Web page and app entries
========

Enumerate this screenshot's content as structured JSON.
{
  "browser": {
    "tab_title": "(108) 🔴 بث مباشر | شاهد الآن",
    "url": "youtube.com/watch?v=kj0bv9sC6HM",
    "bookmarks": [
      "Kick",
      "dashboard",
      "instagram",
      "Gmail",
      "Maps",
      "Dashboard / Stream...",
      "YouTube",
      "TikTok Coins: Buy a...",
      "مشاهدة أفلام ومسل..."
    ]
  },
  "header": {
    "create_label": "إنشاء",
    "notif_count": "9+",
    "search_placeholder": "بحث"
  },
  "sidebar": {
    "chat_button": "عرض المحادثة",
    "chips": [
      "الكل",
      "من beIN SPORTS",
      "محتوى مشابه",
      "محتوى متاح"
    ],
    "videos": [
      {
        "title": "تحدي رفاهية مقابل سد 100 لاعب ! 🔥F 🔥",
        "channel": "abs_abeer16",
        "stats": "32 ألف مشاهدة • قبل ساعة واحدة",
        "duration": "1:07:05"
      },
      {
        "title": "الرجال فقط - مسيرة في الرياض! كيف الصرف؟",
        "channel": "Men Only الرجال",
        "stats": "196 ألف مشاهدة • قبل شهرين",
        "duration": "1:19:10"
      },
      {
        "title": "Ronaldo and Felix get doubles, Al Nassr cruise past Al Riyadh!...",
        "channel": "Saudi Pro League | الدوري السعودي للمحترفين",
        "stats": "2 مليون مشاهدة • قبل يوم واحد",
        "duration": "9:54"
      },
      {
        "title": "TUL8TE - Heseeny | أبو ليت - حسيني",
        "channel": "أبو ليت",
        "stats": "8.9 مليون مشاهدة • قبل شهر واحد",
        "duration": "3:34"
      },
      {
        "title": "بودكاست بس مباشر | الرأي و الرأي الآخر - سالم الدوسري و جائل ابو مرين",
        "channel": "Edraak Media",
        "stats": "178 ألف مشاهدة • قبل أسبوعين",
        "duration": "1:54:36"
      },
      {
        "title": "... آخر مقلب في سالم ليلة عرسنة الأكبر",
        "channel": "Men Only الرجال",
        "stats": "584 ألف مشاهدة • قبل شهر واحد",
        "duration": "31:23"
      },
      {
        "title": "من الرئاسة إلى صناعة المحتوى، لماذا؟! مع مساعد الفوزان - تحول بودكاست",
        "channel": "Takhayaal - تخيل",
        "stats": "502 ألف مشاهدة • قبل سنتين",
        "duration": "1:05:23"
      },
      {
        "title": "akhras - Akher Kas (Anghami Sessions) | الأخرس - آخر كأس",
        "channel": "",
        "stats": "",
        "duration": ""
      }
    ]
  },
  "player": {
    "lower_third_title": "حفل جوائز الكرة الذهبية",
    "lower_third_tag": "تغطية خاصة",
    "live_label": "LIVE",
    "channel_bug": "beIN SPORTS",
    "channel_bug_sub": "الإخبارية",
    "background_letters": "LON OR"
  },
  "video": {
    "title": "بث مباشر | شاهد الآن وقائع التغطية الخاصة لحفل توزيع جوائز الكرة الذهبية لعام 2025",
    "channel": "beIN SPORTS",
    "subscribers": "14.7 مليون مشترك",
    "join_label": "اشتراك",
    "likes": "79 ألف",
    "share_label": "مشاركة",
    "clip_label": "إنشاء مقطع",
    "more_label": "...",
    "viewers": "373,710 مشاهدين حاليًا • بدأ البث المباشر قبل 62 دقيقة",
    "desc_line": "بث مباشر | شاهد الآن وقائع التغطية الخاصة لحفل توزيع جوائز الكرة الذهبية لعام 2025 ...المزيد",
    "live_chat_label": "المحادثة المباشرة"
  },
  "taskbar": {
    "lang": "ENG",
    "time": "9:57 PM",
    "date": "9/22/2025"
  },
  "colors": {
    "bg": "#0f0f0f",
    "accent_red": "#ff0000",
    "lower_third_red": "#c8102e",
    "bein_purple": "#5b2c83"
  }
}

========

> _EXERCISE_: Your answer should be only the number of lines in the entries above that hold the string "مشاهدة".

> _RESPONSE TO THE EXERCISE_: 8